As the Delta variant upends employers' return-to-office plans, the Occupational Safety and Health Administration (OSHA) has issued updated guidance concerning the mitigation and prevention of COVID-19 in the workplace. In a previous alert, we detailed the emergency temporary standard (ETS) for healthcare workers and OSHA's non-mandatory expectations for non-healthcare workers. This updated guidance for non-healthcare workers from OSHA reflects the new recommendations made by the Centers for Disease Control and Prevention (CDC) on July 27. As circumstances continue to change, employers should review their current COVID-19 prevention procedures.
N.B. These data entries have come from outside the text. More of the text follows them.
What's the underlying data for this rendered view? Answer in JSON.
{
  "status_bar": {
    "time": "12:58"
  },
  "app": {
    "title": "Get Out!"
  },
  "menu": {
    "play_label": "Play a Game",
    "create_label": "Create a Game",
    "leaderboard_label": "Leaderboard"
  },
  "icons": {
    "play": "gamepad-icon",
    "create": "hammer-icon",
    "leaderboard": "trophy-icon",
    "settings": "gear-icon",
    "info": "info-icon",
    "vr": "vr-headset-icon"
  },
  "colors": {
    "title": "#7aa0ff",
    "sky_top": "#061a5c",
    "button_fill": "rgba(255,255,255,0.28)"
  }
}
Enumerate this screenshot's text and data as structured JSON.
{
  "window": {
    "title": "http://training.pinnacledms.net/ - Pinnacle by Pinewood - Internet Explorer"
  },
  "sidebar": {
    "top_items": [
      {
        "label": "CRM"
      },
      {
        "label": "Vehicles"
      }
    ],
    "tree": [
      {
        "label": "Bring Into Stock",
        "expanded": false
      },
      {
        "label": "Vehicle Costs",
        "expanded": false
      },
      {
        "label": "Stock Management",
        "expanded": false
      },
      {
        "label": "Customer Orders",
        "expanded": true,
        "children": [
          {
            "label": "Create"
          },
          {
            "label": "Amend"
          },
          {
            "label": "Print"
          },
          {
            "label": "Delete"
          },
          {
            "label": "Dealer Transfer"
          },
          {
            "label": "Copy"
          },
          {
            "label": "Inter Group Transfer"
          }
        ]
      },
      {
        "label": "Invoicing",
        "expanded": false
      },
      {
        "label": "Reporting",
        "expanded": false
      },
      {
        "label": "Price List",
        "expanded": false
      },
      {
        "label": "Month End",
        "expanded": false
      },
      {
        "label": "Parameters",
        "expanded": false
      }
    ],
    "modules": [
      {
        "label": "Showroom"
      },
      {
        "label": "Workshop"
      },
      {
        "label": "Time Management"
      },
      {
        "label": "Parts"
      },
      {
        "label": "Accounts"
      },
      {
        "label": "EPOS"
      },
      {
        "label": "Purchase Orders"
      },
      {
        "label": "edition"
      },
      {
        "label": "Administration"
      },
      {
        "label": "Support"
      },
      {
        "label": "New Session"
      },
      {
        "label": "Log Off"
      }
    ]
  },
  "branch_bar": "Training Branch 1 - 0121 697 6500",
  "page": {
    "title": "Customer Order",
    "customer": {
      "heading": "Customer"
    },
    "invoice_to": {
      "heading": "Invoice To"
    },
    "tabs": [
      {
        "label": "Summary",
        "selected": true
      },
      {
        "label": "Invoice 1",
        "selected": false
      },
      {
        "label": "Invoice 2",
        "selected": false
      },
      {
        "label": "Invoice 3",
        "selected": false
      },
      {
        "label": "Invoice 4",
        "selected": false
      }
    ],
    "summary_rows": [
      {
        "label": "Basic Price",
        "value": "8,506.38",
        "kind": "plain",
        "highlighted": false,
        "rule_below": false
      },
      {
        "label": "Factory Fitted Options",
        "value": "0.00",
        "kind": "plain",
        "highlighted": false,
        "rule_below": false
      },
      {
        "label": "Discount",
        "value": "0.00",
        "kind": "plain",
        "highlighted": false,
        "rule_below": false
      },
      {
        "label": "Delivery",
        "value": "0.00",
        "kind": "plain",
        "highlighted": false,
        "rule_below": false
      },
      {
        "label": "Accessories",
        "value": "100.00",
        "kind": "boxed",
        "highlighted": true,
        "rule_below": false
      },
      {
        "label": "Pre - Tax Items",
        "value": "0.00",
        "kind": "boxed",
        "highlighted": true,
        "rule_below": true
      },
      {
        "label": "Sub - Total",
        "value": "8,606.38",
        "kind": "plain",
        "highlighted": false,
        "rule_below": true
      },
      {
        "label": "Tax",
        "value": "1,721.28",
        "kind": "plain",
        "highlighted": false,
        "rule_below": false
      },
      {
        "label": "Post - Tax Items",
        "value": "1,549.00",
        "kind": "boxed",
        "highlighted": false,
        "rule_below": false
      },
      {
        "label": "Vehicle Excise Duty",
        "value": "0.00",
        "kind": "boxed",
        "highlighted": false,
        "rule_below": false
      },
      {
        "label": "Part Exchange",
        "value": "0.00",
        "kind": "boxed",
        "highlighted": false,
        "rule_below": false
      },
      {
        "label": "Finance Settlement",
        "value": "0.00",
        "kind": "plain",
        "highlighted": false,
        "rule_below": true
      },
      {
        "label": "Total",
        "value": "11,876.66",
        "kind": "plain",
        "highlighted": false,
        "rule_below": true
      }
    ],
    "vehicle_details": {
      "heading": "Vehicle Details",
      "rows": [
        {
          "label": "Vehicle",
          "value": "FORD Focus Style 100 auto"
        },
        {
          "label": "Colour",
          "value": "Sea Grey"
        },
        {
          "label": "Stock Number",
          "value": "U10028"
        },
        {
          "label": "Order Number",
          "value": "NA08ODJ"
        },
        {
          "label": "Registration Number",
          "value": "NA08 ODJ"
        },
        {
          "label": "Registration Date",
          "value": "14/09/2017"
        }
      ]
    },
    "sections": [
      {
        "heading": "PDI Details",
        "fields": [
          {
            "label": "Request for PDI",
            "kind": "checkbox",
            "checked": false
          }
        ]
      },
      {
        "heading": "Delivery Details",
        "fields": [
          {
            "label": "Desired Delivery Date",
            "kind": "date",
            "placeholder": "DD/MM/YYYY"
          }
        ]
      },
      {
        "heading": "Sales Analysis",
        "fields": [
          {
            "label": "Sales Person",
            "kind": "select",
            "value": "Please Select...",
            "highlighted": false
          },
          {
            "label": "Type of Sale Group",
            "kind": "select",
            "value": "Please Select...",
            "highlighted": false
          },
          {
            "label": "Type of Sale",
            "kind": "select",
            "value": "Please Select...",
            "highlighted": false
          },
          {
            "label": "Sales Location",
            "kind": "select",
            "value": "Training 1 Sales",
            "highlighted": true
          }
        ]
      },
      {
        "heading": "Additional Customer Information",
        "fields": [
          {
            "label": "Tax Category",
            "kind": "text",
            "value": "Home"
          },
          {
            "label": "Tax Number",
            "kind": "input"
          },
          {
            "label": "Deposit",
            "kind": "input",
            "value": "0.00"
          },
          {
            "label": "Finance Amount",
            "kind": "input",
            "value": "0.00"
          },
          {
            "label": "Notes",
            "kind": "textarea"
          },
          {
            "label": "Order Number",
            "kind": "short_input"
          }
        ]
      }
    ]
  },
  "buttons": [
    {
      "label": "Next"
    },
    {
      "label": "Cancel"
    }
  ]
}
In response to the rise of the Delta variant, which the CDC has determined is more transmissible than earlier variants, the CDC is now recommending that everyone wear masks in public indoors settings in areas of substantial or high transmission of COVID-19, regardless of vaccination status. That recommendation reflects a change from May, when the CDC announced that vaccinated people no longer needed masks in most public settings. OSHA's guidance echoes that recommendation, and further suggests that vaccinated people with known exposure to COVID-19 should wear masks until they receive a negative test 3-5 days after such exposure.
OSHA's new guidance also takes its strongest stance to date on employee vaccination, noting in its press release that vaccination is "the optimal step" in the protection of workers. The guidance includes stronger language highlighting the benefits of vaccination, and suggests that employers adopt mandatory vaccination or routine testing policies. The guidance also recommends that employers provide paid time off for vaccination and recovery from any side effects of vaccination and consider providing on-site vaccination clinics. The guidance does not, however, require employers to adopt mandatory vaccination policies.
OSHA places a renewed focus in this guidance on having "multiple layers of controls" against the spread of COVID-19, including mask wearing, physical barriers, physical distancing, and increased ventilation. OSHA suggests that employers should provide access to free masks or face coverings and should educate and train employees on COVID-19 mitigation procedures.
The new guidance also includes recommendations for unvaccinated and otherwise at-risk workers in "higher-risk workplaces," including manufacturing; meat, poultry, and seafood processing; high-volume retail and grocery; and agricultural processing. These additional recommendations include stronger language regarding mask wearing, physical distancing, and building ventilation.
The new guidance does not change any of the requirements for healthcare employees separately outlined in the ETS.
Overall, this new guidance is full of minor, incremental changes that help align it with the CDC's new recommendations. We will continue to monitor any workplace guidance as the vaccination effort continues and the situation with the Delta variant unfolds. Employers should be reviewing their workplace safety policies often to ensure a safe environment for their workers and compliance with federal, state, and local guidelines. Any employer with questions related to workplace safety, mandatory vaccine policies, or return-to-work plans should feel free to contact the authors of this article or any other member of Venable's Labor and Employment Group.